Despite all the gains made in the past 13 years since the new AFL was formed, one area still needs to be developed: an air component. To start the process of building a new air wing, Johnson visited Nigeria in mid-2022 and was assured by then-Nigerian Chief of the Air Staff, Air Marshal Oladayo Amao, that his country would help with the effort.

Amao pledged to train Liberian pilots and invited the AFL to take advantage of the Nigerian Air Force’s technical training schools for ground support and air traffic control courses, according to the Liberian Ministry of National Defense.

Nigeria also has assessed Liberia’s air facilities to help plan a way forward. A Nigerian contingent, led by Air Vice Marshal Francis Edosa in November 2022, visited James Spriggs Payne Airport and Roberts International Airport and spoke with Liberian aviation authorities. “The intent of the visit is to assess and see if we are pointed in the right direction, and with time, things we have documented, like making estimates, will give us an idea in going about the process,” Edosa said, according to Front Page Africa.

Johnson told Front Page Africa that it’s too early to put a timeline on the air wing’s formation.

“The Armed Forces of Liberia had aircrafts but due to the civil war, we ourselves destroyed them,” he told the news outlet. “The strategic objective is to fulfill a Constitutional document — 2008 National Defense Act — that says the AFL needs three branches — the army, Liberian Coast Guard, and the air wings.”

Beyond the constitutional requirement, an air wing is needed to support civilian authorities in tasks such as transporting census takers to remote areas, he said.

“The AFL air wing is an integral component of the AFL. Its key roles are to conduct air mobility, reconnaissance, and search and rescue missions,” Johnson told ADF. “Since the activation of the 23rd Infantry Brigade and subsequently the LCG, the discussion to activate the air wing has been ongoing within the hierarchy of the AFL and the Ministry of National Defense and foreign partners and allies.”

Johnson said the old AFL air wing used three Cessna U-17C lightweight aircraft and refurbished DHC-4 Caribou and IAI Arava aircraft. It conducted reconnaissance and search and rescue operations using airstrips managed and maintained by remote communities.

“These airstrips are still available but require some level of revamping,” he said. “The poor condition of many of Liberia’s roads and bridges impacts the country negatively.

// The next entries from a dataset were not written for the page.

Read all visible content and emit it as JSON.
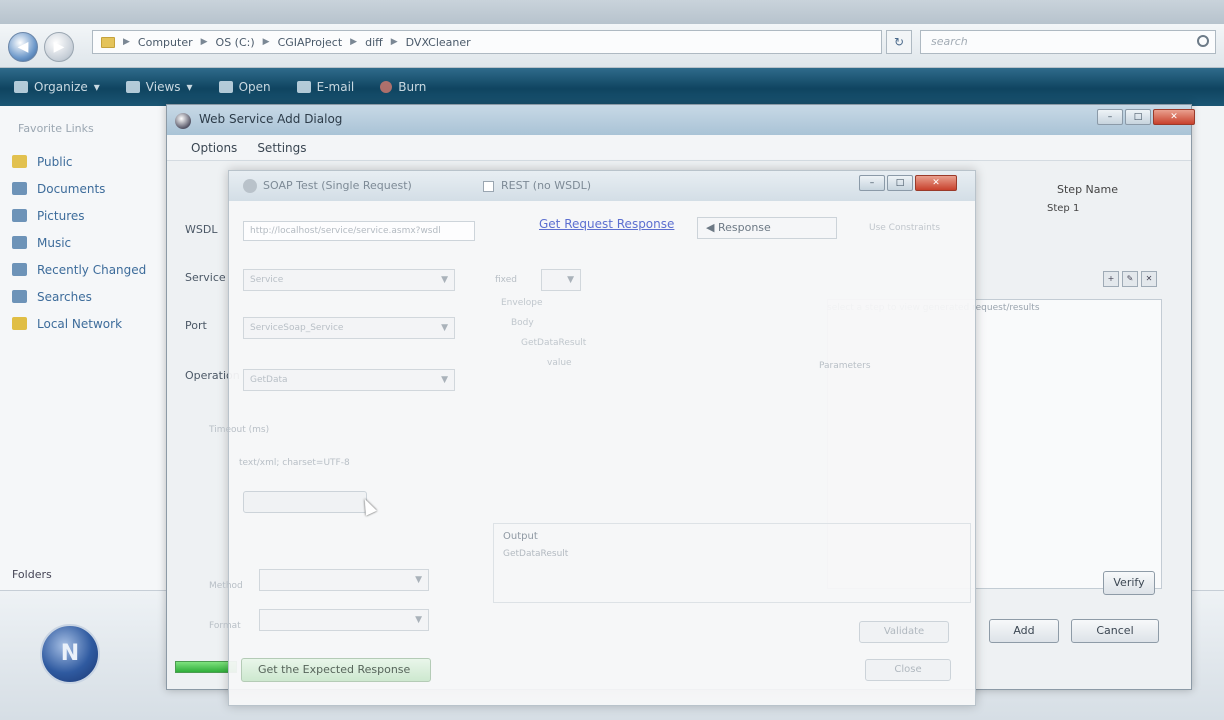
{
  "explorer": {
    "breadcrumb": [
      "Computer",
      "OS (C:)",
      "CGIAProject",
      "diff",
      "DVXCleaner"
    ],
    "search_placeholder": "search",
    "toolbar": {
      "organize": "Organize",
      "views": "Views",
      "open": "Open",
      "e_mail": "E-mail",
      "burn": "Burn"
    },
    "nav": {
      "header": "Favorite Links",
      "items": [
        "Public",
        "Documents",
        "Pictures",
        "Music",
        "Recently Changed",
        "Searches",
        "Local Network"
      ],
      "folders_label": "Folders"
    }
  },
  "dialog1": {
    "title": "Web Service Add Dialog",
    "menu": [
      "Options",
      "Settings"
    ],
    "labels": {
      "wsdl": "WSDL",
      "service": "Service",
      "port": "Port",
      "operation": "Operation"
    },
    "right_panel": {
      "step_name_header": "Step Name",
      "step_value": "Step 1",
      "results_hint": "select a step to view generated request/results"
    },
    "buttons": {
      "verify": "Verify",
      "add": "Add",
      "cancel": "Cancel"
    },
    "window": {
      "minimize": "–",
      "maximize": "□",
      "close": "✕"
    }
  },
  "dialog2": {
    "title": "SOAP Test (Single Request)",
    "checkbox_label": "REST (no WSDL)",
    "url_value": "http://localhost/service/service.asmx?wsdl",
    "link": "Get Request Response",
    "tab_label": "Response",
    "right_faint": "Use Constraints",
    "combos": {
      "service": "Service",
      "port": "ServiceSoap_Service",
      "operation": "GetData"
    },
    "small_labels": {
      "fixed": "fixed",
      "parameters": "Parameters",
      "timeout": "Timeout (ms)",
      "method": "Method",
      "format": "Format"
    },
    "value_field": "text/xml; charset=UTF-8",
    "tree": [
      "Envelope",
      "Body",
      "GetDataResult",
      "value"
    ],
    "info": {
      "label": "Output",
      "value": "GetDataResult"
    },
    "bottom": {
      "get_response": "Get the Expected Response",
      "close": "Close",
      "validate": "Validate"
    }
  },
  "os": {
    "orb_label": "N"
  }
}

During an emergency, it creates a challenge for the AFL and other organizations to respond.”

Having light fixed-wing utility transport aircraft such as the Dornier DO 228 and light reconnaissance aircraft like the Embraer EMB 314 A-29 Super Tucano would be ideal, he said. Such aircraft could perform operations on land and at sea.

“Another advantage of having the air wing activated is the insertion of troops and logistics in hard-to-reach areas in time to respond to terroristic attacks or armed banditry,” he said. “Slow response time in such incidents could be costly to national security.”

A Soldier with the Armed Forces of Liberia participates in
Armed Forces Day in Monrovia in February 2022. CAPT. JOE LEGROS/U.S. ARMY NATIONAL GUARD


Current AFL leaders have been around since rebuilding efforts began. Murphy, who was the first ALF senior officer admitted to the U.S. Army War College, was among the recruits in the second cohort of the new AFL. Johnson and Brig. Gen. Geraldine George were among the early members. George was the first female general in the AFL and now serves as the first female deputy chief of staff. She has encouraged Liberian women to consider careers in the AFL.

Some years back, a former U.S. ambassador suggested a nickname for the new AFL: “Force for Good.” It stuck. Now Liberian authorities see the name “as a brand for the Liberian people, rebuilding and regaining the confidence of both national and international partners,” Johnson told NewsAfrica in 2021.

Murphy expressed similar optimism about the ALF’s future in the 2019 podcast. “I think what we are going to look at now in the next five years is to have a force that will be robust enough to respond to national and regional issues, to have a force that will be able to serve as a nation-builder and to implement the peace, always.”  

You might also like

Comments are closed.